Feeds

SMEs get hit harder in a market crisis, say biz profs

Panicking money-men see big firms as safer

Security for virtualized datacentres

SMEs, especially riskier R&D-led ones, get even harder than one would expect by market crises, according to a new analysis by biz professors.

"We found that during big market crashes, investors adjust their holdings towards bigger corporate stocks that they perceive as being safer, even after controlling for economic exposures," says David Berger, finance prof.

Berger and his colleague H J Turtle examined market data covering 20 years and eight large emerging crises. They found that SMEs in one country tended to suffer a market hit following a crisis overseas, even if their own national economy remained unhurt overall.

"Investors see big blue chip stocks as the safer ones, and small, R&D intensive stocks for example, as riskier," Berger said. "So the stock of a smaller domestic company could take a hit because of an international shock."

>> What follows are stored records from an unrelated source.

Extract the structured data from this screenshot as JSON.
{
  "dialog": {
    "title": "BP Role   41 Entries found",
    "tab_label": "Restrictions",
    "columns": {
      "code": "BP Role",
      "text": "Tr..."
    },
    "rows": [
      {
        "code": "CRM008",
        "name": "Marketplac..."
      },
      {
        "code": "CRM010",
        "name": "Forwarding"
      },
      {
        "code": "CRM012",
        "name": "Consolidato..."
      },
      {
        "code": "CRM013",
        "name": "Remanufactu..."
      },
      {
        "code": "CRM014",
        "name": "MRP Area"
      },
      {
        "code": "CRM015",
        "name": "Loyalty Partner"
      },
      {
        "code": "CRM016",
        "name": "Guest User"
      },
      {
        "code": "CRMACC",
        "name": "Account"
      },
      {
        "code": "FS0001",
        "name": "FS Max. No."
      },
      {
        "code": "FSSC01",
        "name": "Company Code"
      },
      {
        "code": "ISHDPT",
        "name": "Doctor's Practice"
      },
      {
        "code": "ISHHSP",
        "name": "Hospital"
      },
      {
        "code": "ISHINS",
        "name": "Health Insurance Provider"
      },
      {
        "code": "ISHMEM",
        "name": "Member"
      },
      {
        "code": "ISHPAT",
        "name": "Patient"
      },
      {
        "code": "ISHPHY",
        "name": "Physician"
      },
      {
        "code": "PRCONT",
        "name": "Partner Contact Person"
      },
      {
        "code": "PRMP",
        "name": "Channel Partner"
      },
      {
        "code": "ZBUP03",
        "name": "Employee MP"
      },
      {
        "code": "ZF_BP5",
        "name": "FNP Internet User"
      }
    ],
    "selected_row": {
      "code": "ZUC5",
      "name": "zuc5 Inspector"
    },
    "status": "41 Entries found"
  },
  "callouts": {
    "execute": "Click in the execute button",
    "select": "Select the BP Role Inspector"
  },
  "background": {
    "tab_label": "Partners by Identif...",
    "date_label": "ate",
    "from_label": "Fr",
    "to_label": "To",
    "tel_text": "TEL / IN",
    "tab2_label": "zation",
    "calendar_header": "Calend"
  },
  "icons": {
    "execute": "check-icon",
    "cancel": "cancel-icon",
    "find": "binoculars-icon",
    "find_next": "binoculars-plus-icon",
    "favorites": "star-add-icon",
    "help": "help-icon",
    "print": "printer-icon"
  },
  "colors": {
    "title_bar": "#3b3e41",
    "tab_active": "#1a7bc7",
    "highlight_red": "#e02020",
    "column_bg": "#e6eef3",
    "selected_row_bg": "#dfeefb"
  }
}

Berger and Turtle's full study will be published in the Global Finance Journal. It is available online in advance of press here.

“Because investors start dumping smaller stocks in favor of safer, larger ones, the irony is that larger multinational corporations potentially see positive benefits during international crises," comments Berger. ®

Choosing a cloud hosting partner with confidence

More from The Register

next story
Scrapping the Human Rights Act: What about privacy and freedom of expression?
Justice minister's attack to destroy ability to challenge state
WHY did Sunday Mirror stoop to slurping selfies for smut sting?
Tabloid splashes, MP resigns - but there's a BIG copyright issue here
Hey Brit taxpayers. You just spent £4m on Central London ‘innovation playground’
Catapult me a Mojito, I feel an Digital Innovation coming on
Google hits back at 'Dear Rupert' over search dominance claims
Choc Factory sniffs: 'We're not pirate-lovers - also, you publish The Sun'
EU to accuse Ireland of giving Apple an overly peachy tax deal – report
Probe expected to say single-digit rate was unlawful
Inequality increasing? BOLLOCKS! You heard me: 'Screw the 1%'
There's morality and then there's economics ...
While you queued for an iPhone 6, Apple's Cook sold shares worth $35m
Right before the stock took a 3.8% dive amid bent and broken mobe drama
EU probes Google’s Android omerta again: Talk now, or else
Spill those Android secrets, or we’ll fine you
prev story

Whitepapers

Forging a new future with identity relationship management
Learn about ForgeRock's next generation IRM platform and how it is designed to empower CEOS's and enterprises to engage with consumers.
Storage capacity and performance optimization at Mizuno USA
Mizuno USA turn to Tegile storage technology to solve both their SAN and backup issues.
The next step in data security
With recent increased privacy concerns and computers becoming more powerful, the chance of hackers being able to crack smaller-sized RSA keys increases.
Security for virtualized datacentres
Legacy security solutions are inefficient due to the architectural differences between physical and virtual environments.
A strategic approach to identity relationship management
ForgeRock commissioned Forrester to evaluate companies’ IAM practices and requirements when it comes to customer-facing scenarios versus employee-facing ones.